## Instructions to follow
Pick out each line of the records that includes the string "image", and copy it.

=== Records for the exercise ===

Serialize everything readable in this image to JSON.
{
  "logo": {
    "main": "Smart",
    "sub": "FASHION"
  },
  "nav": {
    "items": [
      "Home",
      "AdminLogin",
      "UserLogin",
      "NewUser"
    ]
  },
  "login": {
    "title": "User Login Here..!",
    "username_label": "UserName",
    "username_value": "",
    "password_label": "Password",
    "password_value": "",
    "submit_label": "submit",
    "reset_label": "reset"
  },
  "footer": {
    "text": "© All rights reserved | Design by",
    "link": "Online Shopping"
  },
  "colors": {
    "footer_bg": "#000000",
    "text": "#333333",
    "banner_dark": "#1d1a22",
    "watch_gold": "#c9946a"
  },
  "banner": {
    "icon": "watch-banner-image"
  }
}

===

## Answer box
Serialize everything readable in this image to JSON.
    "icon": "watch-banner-image"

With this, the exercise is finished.